## Instructions to follow
All lines from the entries below that contain the string "name" should be copied out.
· · ·
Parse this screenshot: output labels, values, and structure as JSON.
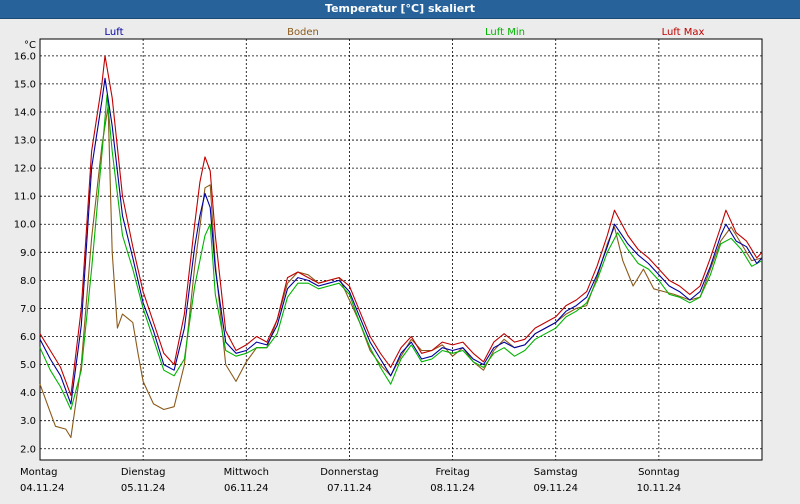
{
  "window": {
    "title": "Temperatur [°C] skaliert"
  },
  "colors": {
    "background": "#ececec",
    "plot_background": "#ffffff",
    "title_bar": "#27639a",
    "grid": "#000000"
  },
  "chart_data": {
    "type": "line",
    "title": "Temperatur [°C] skaliert",
    "ylabel": "°C",
    "xlabel": "",
    "ylim": [
      1.6,
      16.6
    ],
    "yticks": [
      "2.0",
      "3.0",
      "4.0",
      "5.0",
      "6.0",
      "7.0",
      "8.0",
      "9.0",
      "10.0",
      "11.0",
      "12.0",
      "13.0",
      "14.0",
      "15.0",
      "16.0"
    ],
    "xlim": [
      0,
      7
    ],
    "days": [
      {
        "label": "Montag",
        "date": "04.11.24"
      },
      {
        "label": "Dienstag",
        "date": "05.11.24"
      },
      {
        "label": "Mittwoch",
        "date": "06.11.24"
      },
      {
        "label": "Donnerstag",
        "date": "07.11.24"
      },
      {
        "label": "Freitag",
        "date": "08.11.24"
      },
      {
        "label": "Samstag",
        "date": "09.11.24"
      },
      {
        "label": "Sonntag",
        "date": "10.11.24"
      }
    ],
    "grid": true,
    "legend_position": "top",
    "series": [
      {
        "name": "Luft",
        "color": "#0000a0",
        "points": [
          [
            0,
            5.9
          ],
          [
            0.1,
            5.2
          ],
          [
            0.2,
            4.6
          ],
          [
            0.3,
            3.6
          ],
          [
            0.4,
            6.4
          ],
          [
            0.5,
            12.0
          ],
          [
            0.6,
            14.4
          ],
          [
            0.63,
            15.2
          ],
          [
            0.7,
            13.5
          ],
          [
            0.8,
            10.3
          ],
          [
            0.9,
            8.8
          ],
          [
            1.0,
            7.2
          ],
          [
            1.1,
            6.2
          ],
          [
            1.2,
            5.0
          ],
          [
            1.3,
            4.8
          ],
          [
            1.4,
            6.3
          ],
          [
            1.5,
            9.2
          ],
          [
            1.55,
            10.3
          ],
          [
            1.6,
            11.1
          ],
          [
            1.65,
            10.6
          ],
          [
            1.7,
            8.4
          ],
          [
            1.8,
            5.8
          ],
          [
            1.9,
            5.4
          ],
          [
            2.0,
            5.5
          ],
          [
            2.1,
            5.8
          ],
          [
            2.2,
            5.7
          ],
          [
            2.3,
            6.4
          ],
          [
            2.4,
            7.7
          ],
          [
            2.5,
            8.1
          ],
          [
            2.6,
            8.0
          ],
          [
            2.7,
            7.8
          ],
          [
            2.8,
            7.9
          ],
          [
            2.9,
            8.0
          ],
          [
            3.0,
            7.6
          ],
          [
            3.1,
            6.7
          ],
          [
            3.2,
            5.8
          ],
          [
            3.3,
            5.2
          ],
          [
            3.4,
            4.6
          ],
          [
            3.5,
            5.4
          ],
          [
            3.6,
            5.8
          ],
          [
            3.7,
            5.2
          ],
          [
            3.8,
            5.3
          ],
          [
            3.9,
            5.6
          ],
          [
            4.0,
            5.5
          ],
          [
            4.1,
            5.6
          ],
          [
            4.2,
            5.2
          ],
          [
            4.3,
            5.0
          ],
          [
            4.4,
            5.6
          ],
          [
            4.5,
            5.8
          ],
          [
            4.6,
            5.6
          ],
          [
            4.7,
            5.7
          ],
          [
            4.8,
            6.1
          ],
          [
            4.9,
            6.3
          ],
          [
            5.0,
            6.5
          ],
          [
            5.1,
            6.9
          ],
          [
            5.2,
            7.1
          ],
          [
            5.3,
            7.4
          ],
          [
            5.4,
            8.2
          ],
          [
            5.5,
            9.2
          ],
          [
            5.57,
            10.0
          ],
          [
            5.7,
            9.3
          ],
          [
            5.8,
            8.9
          ],
          [
            5.9,
            8.6
          ],
          [
            6.0,
            8.2
          ],
          [
            6.1,
            7.8
          ],
          [
            6.2,
            7.6
          ],
          [
            6.3,
            7.3
          ],
          [
            6.4,
            7.6
          ],
          [
            6.5,
            8.5
          ],
          [
            6.6,
            9.6
          ],
          [
            6.65,
            10.0
          ],
          [
            6.75,
            9.4
          ],
          [
            6.85,
            9.2
          ],
          [
            6.95,
            8.6
          ],
          [
            7.0,
            8.8
          ]
        ]
      },
      {
        "name": "Boden",
        "color": "#8b5a1a",
        "points": [
          [
            0,
            4.3
          ],
          [
            0.1,
            3.3
          ],
          [
            0.15,
            2.8
          ],
          [
            0.25,
            2.7
          ],
          [
            0.3,
            2.4
          ],
          [
            0.4,
            5.0
          ],
          [
            0.5,
            9.5
          ],
          [
            0.6,
            12.8
          ],
          [
            0.66,
            14.2
          ],
          [
            0.7,
            9.0
          ],
          [
            0.75,
            6.3
          ],
          [
            0.8,
            6.8
          ],
          [
            0.9,
            6.5
          ],
          [
            0.95,
            5.4
          ],
          [
            1.0,
            4.4
          ],
          [
            1.1,
            3.6
          ],
          [
            1.2,
            3.4
          ],
          [
            1.3,
            3.5
          ],
          [
            1.4,
            5.0
          ],
          [
            1.5,
            8.5
          ],
          [
            1.6,
            11.3
          ],
          [
            1.65,
            11.4
          ],
          [
            1.7,
            8.6
          ],
          [
            1.8,
            5.0
          ],
          [
            1.9,
            4.4
          ],
          [
            2.0,
            5.1
          ],
          [
            2.1,
            5.6
          ],
          [
            2.2,
            5.6
          ],
          [
            2.3,
            6.6
          ],
          [
            2.4,
            7.9
          ],
          [
            2.5,
            8.3
          ],
          [
            2.6,
            8.2
          ],
          [
            2.7,
            7.9
          ],
          [
            2.8,
            8.0
          ],
          [
            2.9,
            8.1
          ],
          [
            3.0,
            7.3
          ],
          [
            3.1,
            6.5
          ],
          [
            3.2,
            5.5
          ],
          [
            3.3,
            5.0
          ],
          [
            3.4,
            4.6
          ],
          [
            3.5,
            5.3
          ],
          [
            3.6,
            5.9
          ],
          [
            3.7,
            5.5
          ],
          [
            3.8,
            5.5
          ],
          [
            3.9,
            5.7
          ],
          [
            4.0,
            5.3
          ],
          [
            4.1,
            5.6
          ],
          [
            4.2,
            5.1
          ],
          [
            4.3,
            4.8
          ],
          [
            4.4,
            5.5
          ],
          [
            4.5,
            5.9
          ],
          [
            4.6,
            5.6
          ],
          [
            4.7,
            5.7
          ],
          [
            4.8,
            6.1
          ],
          [
            4.9,
            6.3
          ],
          [
            5.0,
            6.5
          ],
          [
            5.1,
            6.8
          ],
          [
            5.2,
            7.0
          ],
          [
            5.3,
            7.1
          ],
          [
            5.4,
            8.1
          ],
          [
            5.5,
            9.3
          ],
          [
            5.57,
            9.9
          ],
          [
            5.65,
            8.7
          ],
          [
            5.75,
            7.8
          ],
          [
            5.85,
            8.4
          ],
          [
            5.95,
            7.7
          ],
          [
            6.05,
            7.6
          ],
          [
            6.15,
            7.5
          ],
          [
            6.3,
            7.3
          ],
          [
            6.4,
            7.4
          ],
          [
            6.5,
            8.4
          ],
          [
            6.6,
            9.4
          ],
          [
            6.7,
            9.9
          ],
          [
            6.8,
            9.3
          ],
          [
            6.9,
            8.7
          ],
          [
            7.0,
            8.8
          ]
        ]
      },
      {
        "name": "Luft Min",
        "color": "#00b400",
        "points": [
          [
            0,
            5.6
          ],
          [
            0.1,
            4.8
          ],
          [
            0.2,
            4.2
          ],
          [
            0.3,
            3.4
          ],
          [
            0.4,
            4.8
          ],
          [
            0.5,
            8.4
          ],
          [
            0.6,
            12.5
          ],
          [
            0.65,
            14.6
          ],
          [
            0.7,
            12.6
          ],
          [
            0.8,
            9.6
          ],
          [
            0.9,
            8.4
          ],
          [
            1.0,
            7.0
          ],
          [
            1.1,
            5.9
          ],
          [
            1.2,
            4.8
          ],
          [
            1.3,
            4.6
          ],
          [
            1.4,
            5.2
          ],
          [
            1.5,
            7.8
          ],
          [
            1.6,
            9.6
          ],
          [
            1.65,
            10.0
          ],
          [
            1.7,
            7.5
          ],
          [
            1.8,
            5.5
          ],
          [
            1.9,
            5.3
          ],
          [
            2.0,
            5.4
          ],
          [
            2.1,
            5.6
          ],
          [
            2.2,
            5.6
          ],
          [
            2.3,
            6.1
          ],
          [
            2.4,
            7.4
          ],
          [
            2.5,
            7.9
          ],
          [
            2.6,
            7.9
          ],
          [
            2.7,
            7.7
          ],
          [
            2.8,
            7.8
          ],
          [
            2.9,
            7.9
          ],
          [
            3.0,
            7.5
          ],
          [
            3.1,
            6.5
          ],
          [
            3.2,
            5.6
          ],
          [
            3.3,
            4.9
          ],
          [
            3.4,
            4.3
          ],
          [
            3.5,
            5.2
          ],
          [
            3.6,
            5.7
          ],
          [
            3.7,
            5.1
          ],
          [
            3.8,
            5.2
          ],
          [
            3.9,
            5.5
          ],
          [
            4.0,
            5.4
          ],
          [
            4.1,
            5.5
          ],
          [
            4.2,
            5.1
          ],
          [
            4.3,
            4.9
          ],
          [
            4.4,
            5.4
          ],
          [
            4.5,
            5.6
          ],
          [
            4.6,
            5.3
          ],
          [
            4.7,
            5.5
          ],
          [
            4.8,
            5.9
          ],
          [
            4.9,
            6.1
          ],
          [
            5.0,
            6.3
          ],
          [
            5.1,
            6.7
          ],
          [
            5.2,
            6.9
          ],
          [
            5.3,
            7.2
          ],
          [
            5.4,
            8.0
          ],
          [
            5.5,
            9.0
          ],
          [
            5.6,
            9.7
          ],
          [
            5.7,
            9.1
          ],
          [
            5.8,
            8.6
          ],
          [
            5.9,
            8.4
          ],
          [
            6.0,
            8.0
          ],
          [
            6.1,
            7.5
          ],
          [
            6.2,
            7.4
          ],
          [
            6.3,
            7.2
          ],
          [
            6.4,
            7.4
          ],
          [
            6.5,
            8.2
          ],
          [
            6.6,
            9.3
          ],
          [
            6.7,
            9.5
          ],
          [
            6.8,
            9.1
          ],
          [
            6.9,
            8.5
          ],
          [
            7.0,
            8.7
          ]
        ]
      },
      {
        "name": "Luft Max",
        "color": "#c00000",
        "points": [
          [
            0,
            6.1
          ],
          [
            0.1,
            5.5
          ],
          [
            0.2,
            4.9
          ],
          [
            0.3,
            3.9
          ],
          [
            0.4,
            7.0
          ],
          [
            0.5,
            12.6
          ],
          [
            0.6,
            15.0
          ],
          [
            0.63,
            16.0
          ],
          [
            0.7,
            14.5
          ],
          [
            0.8,
            11.0
          ],
          [
            0.9,
            9.2
          ],
          [
            1.0,
            7.6
          ],
          [
            1.1,
            6.5
          ],
          [
            1.2,
            5.4
          ],
          [
            1.3,
            5.0
          ],
          [
            1.4,
            6.8
          ],
          [
            1.5,
            10.0
          ],
          [
            1.55,
            11.5
          ],
          [
            1.6,
            12.4
          ],
          [
            1.65,
            11.9
          ],
          [
            1.7,
            9.6
          ],
          [
            1.8,
            6.2
          ],
          [
            1.9,
            5.5
          ],
          [
            2.0,
            5.7
          ],
          [
            2.1,
            6.0
          ],
          [
            2.2,
            5.8
          ],
          [
            2.3,
            6.6
          ],
          [
            2.4,
            8.1
          ],
          [
            2.5,
            8.3
          ],
          [
            2.6,
            8.1
          ],
          [
            2.7,
            7.9
          ],
          [
            2.8,
            8.0
          ],
          [
            2.9,
            8.1
          ],
          [
            3.0,
            7.8
          ],
          [
            3.1,
            6.9
          ],
          [
            3.2,
            6.0
          ],
          [
            3.3,
            5.4
          ],
          [
            3.4,
            4.9
          ],
          [
            3.5,
            5.6
          ],
          [
            3.6,
            6.0
          ],
          [
            3.7,
            5.4
          ],
          [
            3.8,
            5.5
          ],
          [
            3.9,
            5.8
          ],
          [
            4.0,
            5.7
          ],
          [
            4.1,
            5.8
          ],
          [
            4.2,
            5.4
          ],
          [
            4.3,
            5.1
          ],
          [
            4.4,
            5.8
          ],
          [
            4.5,
            6.1
          ],
          [
            4.6,
            5.8
          ],
          [
            4.7,
            5.9
          ],
          [
            4.8,
            6.3
          ],
          [
            4.9,
            6.5
          ],
          [
            5.0,
            6.7
          ],
          [
            5.1,
            7.1
          ],
          [
            5.2,
            7.3
          ],
          [
            5.3,
            7.6
          ],
          [
            5.4,
            8.5
          ],
          [
            5.5,
            9.6
          ],
          [
            5.57,
            10.5
          ],
          [
            5.7,
            9.6
          ],
          [
            5.8,
            9.1
          ],
          [
            5.9,
            8.8
          ],
          [
            6.0,
            8.4
          ],
          [
            6.1,
            8.0
          ],
          [
            6.2,
            7.8
          ],
          [
            6.3,
            7.5
          ],
          [
            6.4,
            7.8
          ],
          [
            6.5,
            8.8
          ],
          [
            6.6,
            9.9
          ],
          [
            6.65,
            10.5
          ],
          [
            6.75,
            9.7
          ],
          [
            6.85,
            9.4
          ],
          [
            6.95,
            8.8
          ],
          [
            7.0,
            9.0
          ]
        ]
      }
    ]
  }
}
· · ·
## Response
        "name": "Luft",
        "name": "Boden",
        "name": "Luft Min",
        "name": "Luft Max",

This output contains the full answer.